TASK TO COMPLETE: All the entries that follow are to be returned exactly.

### DATA UNDER STUDY ###

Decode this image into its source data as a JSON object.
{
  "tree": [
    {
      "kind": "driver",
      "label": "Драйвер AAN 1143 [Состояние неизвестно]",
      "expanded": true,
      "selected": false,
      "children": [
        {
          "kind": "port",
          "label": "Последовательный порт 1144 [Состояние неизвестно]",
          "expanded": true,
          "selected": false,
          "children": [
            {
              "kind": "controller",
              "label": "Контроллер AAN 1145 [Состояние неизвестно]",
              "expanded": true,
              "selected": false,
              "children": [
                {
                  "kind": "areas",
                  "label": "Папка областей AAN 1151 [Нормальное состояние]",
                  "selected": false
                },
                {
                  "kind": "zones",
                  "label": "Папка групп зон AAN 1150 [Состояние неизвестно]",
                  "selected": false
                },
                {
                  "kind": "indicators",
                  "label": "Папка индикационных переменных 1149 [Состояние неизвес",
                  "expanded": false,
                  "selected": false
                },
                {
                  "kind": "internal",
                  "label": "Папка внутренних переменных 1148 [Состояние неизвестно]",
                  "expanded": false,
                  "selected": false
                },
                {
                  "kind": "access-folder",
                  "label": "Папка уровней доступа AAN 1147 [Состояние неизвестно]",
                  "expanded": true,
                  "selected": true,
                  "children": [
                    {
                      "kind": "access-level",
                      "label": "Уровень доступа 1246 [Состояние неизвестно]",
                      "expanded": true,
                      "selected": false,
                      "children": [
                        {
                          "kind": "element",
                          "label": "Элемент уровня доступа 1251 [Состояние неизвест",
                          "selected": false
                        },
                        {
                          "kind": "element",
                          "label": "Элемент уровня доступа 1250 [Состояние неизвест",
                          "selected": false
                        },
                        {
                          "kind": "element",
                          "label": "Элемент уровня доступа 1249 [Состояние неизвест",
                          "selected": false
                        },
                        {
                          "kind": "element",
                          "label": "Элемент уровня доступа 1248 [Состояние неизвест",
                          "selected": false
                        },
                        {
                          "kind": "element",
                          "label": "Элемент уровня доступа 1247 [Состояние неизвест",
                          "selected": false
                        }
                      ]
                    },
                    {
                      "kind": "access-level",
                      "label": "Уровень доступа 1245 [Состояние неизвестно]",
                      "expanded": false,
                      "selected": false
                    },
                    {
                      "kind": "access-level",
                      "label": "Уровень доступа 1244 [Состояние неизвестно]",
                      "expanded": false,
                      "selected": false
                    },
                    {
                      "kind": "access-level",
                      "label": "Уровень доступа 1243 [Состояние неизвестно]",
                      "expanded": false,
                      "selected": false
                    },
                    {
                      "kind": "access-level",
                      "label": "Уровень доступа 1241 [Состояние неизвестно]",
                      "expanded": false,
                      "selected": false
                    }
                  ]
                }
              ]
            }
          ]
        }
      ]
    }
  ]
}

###

WRITTEN REPLY:
Decode this image into its source data as a JSON object.
{
  "tree": [
    {
      "kind": "driver",
      "label": "Драйвер AAN 1143 [Состояние неизвестно]",
      "expanded": true,
      "selected": false,
      "children": [
        {
          "kind": "port",
          "label": "Последовательный порт 1144 [Состояние неизвестно]",
          "expanded": true,
          "selected": false,
          "children": [
            {
              "kind": "controller",
              "label": "Контроллер AAN 1145 [Состояние неизвестно]",
              "expanded": true,
              "selected": false,
              "children": [
                {
                  "kind": "areas",
                  "label": "Папка областей AAN 1151 [Нормальное состояние]",
                  "selected": false
                },
                {
                  "kind": "zones",
                  "label": "Папка групп зон AAN 1150 [Состояние неизвестно]",
                  "selected": false
                },
                {
                  "kind": "indicators",
                  "label": "Папка индикационных переменных 1149 [Состояние неизвес",
                  "expanded": false,
                  "selected": false
                },
                {
                  "kind": "internal",
                  "label": "Папка внутренних переменных 1148 [Состояние неизвестно]",
                  "expanded": false,
                  "selected": false
                },
                {
                  "kind": "access-folder",
                  "label": "Папка уровней доступа AAN 1147 [Состояние неизвестно]",
                  "expanded": true,
                  "selected": true,
                  "children": [
                    {
                      "kind": "access-level",
                      "label": "Уровень доступа 1246 [Состояние неизвестно]",
                      "expanded": true,
                      "selected": false,
                      "children": [
                        {
                          "kind": "element",
                          "label": "Элемент уровня доступа 1251 [Состояние неизвест",
                          "selected": false
                        },
                        {
                          "kind": "element",
                          "label": "Элемент уровня доступа 1250 [Состояние неизвест",
                          "selected": false
                        },
                        {
                          "kind": "element",
                          "label": "Элемент уровня доступа 1249 [Состояние неизвест",
                          "selected": false
                        },
                        {
                          "kind": "element",
                          "label": "Элемент уровня доступа 1248 [Состояние неизвест",
                          "selected": false
                        },
                        {
                          "kind": "element",
                          "label": "Элемент уровня доступа 1247 [Состояние неизвест",
                          "selected": false
                        }
                      ]
                    },
                    {
                      "kind": "access-level",
                      "label": "Уровень доступа 1245 [Состояние неизвестно]",
                      "expanded": false,
                      "selected": false
                    },
                    {
                      "kind": "access-level",
                      "label": "Уровень доступа 1244 [Состояние неизвестно]",
                      "expanded": false,
                      "selected": false
                    },
                    {
                      "kind": "access-level",
                      "label": "Уровень доступа 1243 [Состояние неизвестно]",
                      "expanded": false,
                      "selected": false
                    },
                    {
                      "kind": "access-level",
                      "label": "Уровень доступа 1241 [Состояние неизвестно]",
                      "expanded": false,
                      "selected": false
                    }
                  ]
                }
              ]
            }
          ]
        }
      ]
    }
  ]
}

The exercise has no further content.